The Motus Story – Part One: Validation

A new series of stories from the pen of moto-adventurer Neale Bayly.

Record-setting machines leaving a trail of salt from UT to AL.

As night fell on the Rocky Mountains close to two miles high into the cold, crisp air, two motorcycle riders pulled into a gas station for coffee and a fill up. Dressed in light summer gear, the pair, close to freezing and exhausted, took stock of the situation. With only 100 miles to a hot shower and comfortable bed in Denver, they decided that instead of calling it quits, they would push through the night, with the last of the adrenaline from the previous days’ adventure on the famous Bonneville Salt flats still coursing through their veins.

To the untrained eye, two slightly-built guys approaching forty years of age had ridden a pair of modern sport-touring motorcycles into a gas station and quickly left. A motorcycle aficionado though would have seen the founders of Motus Motorcycles, Brian Case and Lee Conn, riding motorcycles they had conceived, produced, and brought to market. Two motorcycles that had just taken production land speed records at Bonneville.

Somewhere in Missouri about 19 hours in on a 30+ hour ride.

Still covered in salt, with the ink of their achievement not even dry in the history books, the story they could have spun to the press was one of the two heroes riding hard and fast for 2,000 miles in 33 hours to show the durability and comfort of their record-breaking machines. The simple truth was that they missed their families and just wanted to be home as fast as they could.
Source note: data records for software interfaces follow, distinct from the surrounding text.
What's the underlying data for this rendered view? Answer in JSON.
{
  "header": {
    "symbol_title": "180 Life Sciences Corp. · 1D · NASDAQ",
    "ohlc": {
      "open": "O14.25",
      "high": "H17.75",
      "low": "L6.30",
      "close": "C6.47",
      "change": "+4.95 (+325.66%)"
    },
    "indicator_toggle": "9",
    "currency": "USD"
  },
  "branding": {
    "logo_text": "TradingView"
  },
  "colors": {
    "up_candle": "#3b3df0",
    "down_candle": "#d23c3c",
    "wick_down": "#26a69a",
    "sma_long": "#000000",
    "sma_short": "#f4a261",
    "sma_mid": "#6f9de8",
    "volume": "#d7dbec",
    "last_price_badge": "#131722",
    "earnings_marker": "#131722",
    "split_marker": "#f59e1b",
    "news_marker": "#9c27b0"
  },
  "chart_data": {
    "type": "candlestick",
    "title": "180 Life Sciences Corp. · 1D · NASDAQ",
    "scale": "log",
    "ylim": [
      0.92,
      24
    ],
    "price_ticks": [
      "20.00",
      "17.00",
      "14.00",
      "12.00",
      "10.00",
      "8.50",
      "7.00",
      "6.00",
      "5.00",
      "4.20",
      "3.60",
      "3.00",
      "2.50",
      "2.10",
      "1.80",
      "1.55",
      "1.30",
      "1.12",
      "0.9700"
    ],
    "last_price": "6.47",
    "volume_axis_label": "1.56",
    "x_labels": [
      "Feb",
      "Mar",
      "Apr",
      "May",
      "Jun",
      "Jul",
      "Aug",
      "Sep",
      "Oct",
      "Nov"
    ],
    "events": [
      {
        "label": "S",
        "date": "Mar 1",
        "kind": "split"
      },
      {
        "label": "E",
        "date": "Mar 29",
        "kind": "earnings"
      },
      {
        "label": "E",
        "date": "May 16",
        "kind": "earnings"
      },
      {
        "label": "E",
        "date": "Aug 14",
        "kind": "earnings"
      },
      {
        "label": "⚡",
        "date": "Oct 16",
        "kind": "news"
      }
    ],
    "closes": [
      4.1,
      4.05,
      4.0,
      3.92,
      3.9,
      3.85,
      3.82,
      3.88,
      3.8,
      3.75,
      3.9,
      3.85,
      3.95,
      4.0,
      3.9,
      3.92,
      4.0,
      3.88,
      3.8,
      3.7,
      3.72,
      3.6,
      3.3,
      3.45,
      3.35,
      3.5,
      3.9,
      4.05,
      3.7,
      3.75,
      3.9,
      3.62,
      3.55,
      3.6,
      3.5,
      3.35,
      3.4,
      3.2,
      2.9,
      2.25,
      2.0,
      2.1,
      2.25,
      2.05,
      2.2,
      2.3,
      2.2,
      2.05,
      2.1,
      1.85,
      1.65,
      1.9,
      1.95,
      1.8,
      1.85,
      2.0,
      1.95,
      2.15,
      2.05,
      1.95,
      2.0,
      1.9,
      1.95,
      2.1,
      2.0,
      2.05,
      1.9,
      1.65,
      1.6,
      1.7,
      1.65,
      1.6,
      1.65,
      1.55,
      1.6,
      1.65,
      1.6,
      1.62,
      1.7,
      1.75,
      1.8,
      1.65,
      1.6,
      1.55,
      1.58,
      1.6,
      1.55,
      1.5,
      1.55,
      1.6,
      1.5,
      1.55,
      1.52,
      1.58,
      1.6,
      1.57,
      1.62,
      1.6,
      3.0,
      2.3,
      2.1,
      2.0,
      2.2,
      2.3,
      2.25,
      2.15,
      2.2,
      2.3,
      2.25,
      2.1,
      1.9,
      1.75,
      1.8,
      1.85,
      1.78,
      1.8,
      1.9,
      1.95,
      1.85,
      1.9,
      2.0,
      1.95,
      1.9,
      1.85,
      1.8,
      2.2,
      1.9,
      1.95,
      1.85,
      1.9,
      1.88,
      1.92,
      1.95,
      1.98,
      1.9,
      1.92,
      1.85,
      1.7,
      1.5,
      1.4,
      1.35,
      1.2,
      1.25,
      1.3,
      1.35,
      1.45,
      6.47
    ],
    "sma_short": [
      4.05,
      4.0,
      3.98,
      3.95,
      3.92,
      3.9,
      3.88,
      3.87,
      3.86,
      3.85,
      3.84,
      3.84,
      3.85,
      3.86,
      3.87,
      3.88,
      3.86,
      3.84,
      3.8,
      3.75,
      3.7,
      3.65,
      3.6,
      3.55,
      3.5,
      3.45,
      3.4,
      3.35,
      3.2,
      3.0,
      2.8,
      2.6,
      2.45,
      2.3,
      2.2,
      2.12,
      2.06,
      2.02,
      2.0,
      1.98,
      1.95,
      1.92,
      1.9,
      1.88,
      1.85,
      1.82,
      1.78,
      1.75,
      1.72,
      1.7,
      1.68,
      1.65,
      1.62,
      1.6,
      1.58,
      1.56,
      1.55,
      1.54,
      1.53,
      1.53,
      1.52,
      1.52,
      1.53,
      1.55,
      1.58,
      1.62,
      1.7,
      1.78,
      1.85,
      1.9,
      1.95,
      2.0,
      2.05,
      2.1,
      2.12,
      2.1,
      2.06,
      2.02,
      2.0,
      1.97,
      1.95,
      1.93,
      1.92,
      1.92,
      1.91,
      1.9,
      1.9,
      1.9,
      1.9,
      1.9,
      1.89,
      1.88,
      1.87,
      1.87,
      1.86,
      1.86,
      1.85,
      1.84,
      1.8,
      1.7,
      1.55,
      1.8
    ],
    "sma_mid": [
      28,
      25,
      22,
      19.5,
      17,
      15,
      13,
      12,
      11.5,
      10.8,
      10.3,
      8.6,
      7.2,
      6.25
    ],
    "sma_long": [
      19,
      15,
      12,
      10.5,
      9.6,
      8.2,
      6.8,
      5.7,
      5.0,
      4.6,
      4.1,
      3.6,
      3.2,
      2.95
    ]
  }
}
The decision to race at Bonneville was pre-ordained long before Motus was born. Brian grew up with salt and gasoline in his veins as a ten-year-old boy attending the famous races with his motorcycle-riding father. Lee also watched his father set unlikely land speed records on Moto Guzzis. Graduating from the school of “Grit and Determination,” it wasn’t enough to spend six years bringing their dream of building the first American V4 sport-touring motorcycle to market. They wanted to prove themselves on the salt, so it was just a matter of time before they went in search of that often-elusive timing slip.

MSTRs staged for for tech inspection and engine teardown to verify displacement. 

As the Motus crew prepared for Bonneville, the mission was clear. Take two MSTRs from the demo fleet, and with some preparation similar to what you need to ride at a track day, unload them, race them, and come home with a record. Lee and Brian would each enter a bike in a separate Production class so they could compete for their own record. The motorcycle gods were clearly pleased, after all it was the 100th anniversary of the famous time trials: within a few difficult runs on the tricky salt, both bikes set records in their respective classes. Brian took 1650cc P-PG at 163.982 mph and Lee came in at 1650cc P-PP at 165.813 mph with top speeds of almost 170 mph.

The van caught fire due to an unfortunately placed alternator. Mercedes had not considered customers driving through 10″ of salt water. Master tech Matt Bright hopped on an MST and rode to Salt Lake City to pick up the replacement. 

Back in Birmingham, Alabama, Lee and Brian put the record-breaking motorcycles back in the test fleet, hung the race posters on the wall, put the plaques on the shelf, then quickly rolled up their sleeves and got back to work. The new sport-touring motorcycle they had designed was able to go to Bonneville, claim land speed records, be ridden home, and slip back into the demo fleet as if it had never been gone. A production Motus later topped 175 mph in a standing mile on asphalt, but the point had been made. Both bikes had the durability, reliability, and massive power from the big-bang V4 to deal with the wet salt, and the stability and comfort to run long distances at speed on their cross-country ride home. All proven in one mad adventure. The Motus MSTR.

Motus V4 Factory Racing went 2/2 in its first event.